Of course, even without such rules, the fear of lawsuits and the desire to maintain a good reputation would sometimes induce companies to conduct many trials before marketing highly invasive medicines. And experience indicates that the FDA frequently has delayed approval to avoid embarrassing political and medical mistakes. For example, the FDA delayed until May, 2001, approval on enhancing baby formula with two valuable nutrients, although more than 50 other nations, including Britain and Japan, and the World Trade Organization had given their approval years earlier.
In recent years, the FDA has had a "fast track" for important discoveries, but it still takes 12-15 years, on average, from discovery to approval for new drugs--longer than was the case 25 years ago. At that time, the typical drug underwent about 30 clinical trials involving some 3,000 patients, while now it must go through more than 60 clinical trials with almost 6,000 patients. Studies indicate that the need to conduct these various stages of clinical trials adds almost 40% to the cost of R&D for a new drug.
Eliminating all requirements except a reasonable safety standard would vastly reduce drug prices in the U.S., as companies would be encouraged to develop additional compounds to compete for customers. Lower prices would also make private insurance companies and public medical programs more willing to pay for new drugs, even when effectiveness is still uncertain. Although patients and their doctors are now in a much better position to evaluate new drugs than they were several decades ago, partly because the Internet provides better access to medical resources, the FDA could try harder to improve the information flow to consumers. FDA critics have suggested that consumers should receive copies of product labels with their prescriptions, and that the FDA allow labels to list separately claims that have not been approved.

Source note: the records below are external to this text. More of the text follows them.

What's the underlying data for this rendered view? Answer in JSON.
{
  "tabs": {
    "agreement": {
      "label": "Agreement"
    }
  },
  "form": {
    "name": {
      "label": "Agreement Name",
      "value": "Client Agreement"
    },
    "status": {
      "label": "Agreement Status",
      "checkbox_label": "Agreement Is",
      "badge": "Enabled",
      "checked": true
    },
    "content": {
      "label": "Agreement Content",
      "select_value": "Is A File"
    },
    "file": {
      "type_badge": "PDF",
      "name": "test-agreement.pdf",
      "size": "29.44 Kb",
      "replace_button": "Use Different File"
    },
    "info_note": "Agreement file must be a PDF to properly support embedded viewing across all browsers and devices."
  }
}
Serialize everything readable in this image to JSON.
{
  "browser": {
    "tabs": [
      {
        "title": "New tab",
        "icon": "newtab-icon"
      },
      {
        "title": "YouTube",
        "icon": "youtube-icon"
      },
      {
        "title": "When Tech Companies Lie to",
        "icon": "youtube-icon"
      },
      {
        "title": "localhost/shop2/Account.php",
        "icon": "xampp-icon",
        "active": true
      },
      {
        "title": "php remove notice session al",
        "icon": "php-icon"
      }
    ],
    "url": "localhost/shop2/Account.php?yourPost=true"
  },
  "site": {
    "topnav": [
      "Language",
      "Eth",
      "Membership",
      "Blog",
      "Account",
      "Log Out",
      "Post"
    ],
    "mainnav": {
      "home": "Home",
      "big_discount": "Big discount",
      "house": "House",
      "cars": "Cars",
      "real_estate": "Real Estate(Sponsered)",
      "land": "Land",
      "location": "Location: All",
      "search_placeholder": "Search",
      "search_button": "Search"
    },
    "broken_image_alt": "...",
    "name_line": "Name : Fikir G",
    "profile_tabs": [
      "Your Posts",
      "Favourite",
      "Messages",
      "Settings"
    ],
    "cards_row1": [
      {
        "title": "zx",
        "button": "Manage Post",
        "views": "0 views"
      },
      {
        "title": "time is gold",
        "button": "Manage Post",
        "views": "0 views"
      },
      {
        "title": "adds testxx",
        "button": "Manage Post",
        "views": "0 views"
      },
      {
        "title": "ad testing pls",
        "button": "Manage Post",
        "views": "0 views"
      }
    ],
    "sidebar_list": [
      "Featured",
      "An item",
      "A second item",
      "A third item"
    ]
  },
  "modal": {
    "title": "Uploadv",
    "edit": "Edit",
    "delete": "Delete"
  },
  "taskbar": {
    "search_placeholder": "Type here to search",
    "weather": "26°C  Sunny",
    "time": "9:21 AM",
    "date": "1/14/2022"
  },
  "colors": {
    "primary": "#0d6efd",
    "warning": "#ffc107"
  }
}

It is possible to bring down drug prices while encouraging innovations. The FDA should eliminate testing requirements that discourage the development of new drugs that could bring enormous benefits to seriously ill patients. Gary S. Becker, the 1992 Nobel laureate, teaches at the University of Chicago and is a Fellow of the Hoover Institution.